Segment Start: Data extract
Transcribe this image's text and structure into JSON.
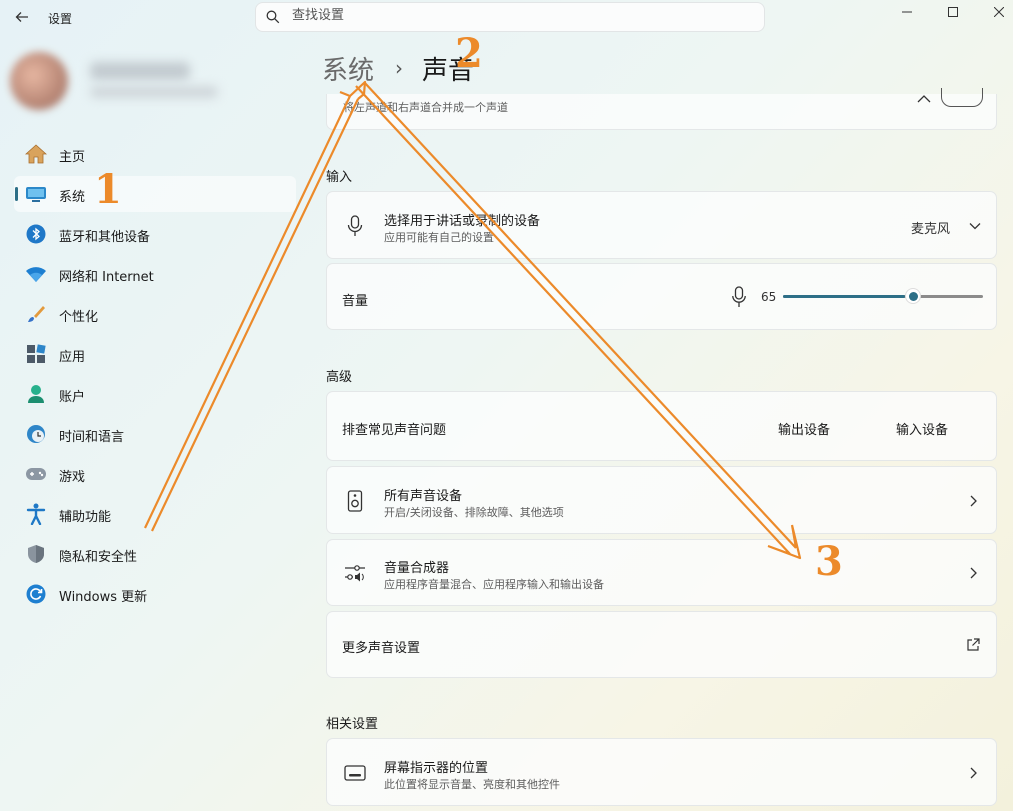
{
  "window": {
    "title": "设置",
    "back_icon": "back-arrow-icon"
  },
  "search": {
    "placeholder": "查找设置"
  },
  "breadcrumb": {
    "parent": "系统",
    "separator": "›",
    "current": "声音"
  },
  "nav": [
    {
      "label": "主页",
      "icon": "home-icon"
    },
    {
      "label": "系统",
      "icon": "system-icon",
      "active": true
    },
    {
      "label": "蓝牙和其他设备",
      "icon": "bluetooth-icon"
    },
    {
      "label": "网络和 Internet",
      "icon": "wifi-icon"
    },
    {
      "label": "个性化",
      "icon": "brush-icon"
    },
    {
      "label": "应用",
      "icon": "apps-icon"
    },
    {
      "label": "账户",
      "icon": "account-icon"
    },
    {
      "label": "时间和语言",
      "icon": "clock-globe-icon"
    },
    {
      "label": "游戏",
      "icon": "gamepad-icon"
    },
    {
      "label": "辅助功能",
      "icon": "accessibility-icon"
    },
    {
      "label": "隐私和安全性",
      "icon": "shield-icon"
    },
    {
      "label": "Windows 更新",
      "icon": "update-icon"
    }
  ],
  "top_card": {
    "subtitle": "将左声道和右声道合并成一个声道"
  },
  "input": {
    "section": "输入",
    "device": {
      "title": "选择用于讲话或录制的设备",
      "subtitle": "应用可能有自己的设置",
      "value": "麦克风"
    },
    "volume": {
      "label": "音量",
      "value": "65",
      "level": 0.65
    }
  },
  "advanced": {
    "section": "高级",
    "troubleshoot": {
      "label": "排查常见声音问题",
      "btn_output": "输出设备",
      "btn_input": "输入设备"
    },
    "all_devices": {
      "title": "所有声音设备",
      "subtitle": "开启/关闭设备、排除故障、其他选项"
    },
    "mixer": {
      "title": "音量合成器",
      "subtitle": "应用程序音量混合、应用程序输入和输出设备"
    },
    "more": {
      "label": "更多声音设置"
    }
  },
  "related": {
    "section": "相关设置",
    "indicator": {
      "title": "屏幕指示器的位置",
      "subtitle": "此位置将显示音量、亮度和其他控件"
    }
  },
  "annotations": [
    "1",
    "2",
    "3"
  ],
  "colors": {
    "accent": "#2d6f87",
    "annotation": "#ec8a2a"
  }
}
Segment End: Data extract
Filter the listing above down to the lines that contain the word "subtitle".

    "subtitle": "将左声道和右声道合并成一个声道"
      "subtitle": "应用可能有自己的设置",
      "subtitle": "开启/关闭设备、排除故障、其他选项"
      "subtitle": "应用程序音量混合、应用程序输入和输出设备"
      "subtitle": "此位置将显示音量、亮度和其他控件"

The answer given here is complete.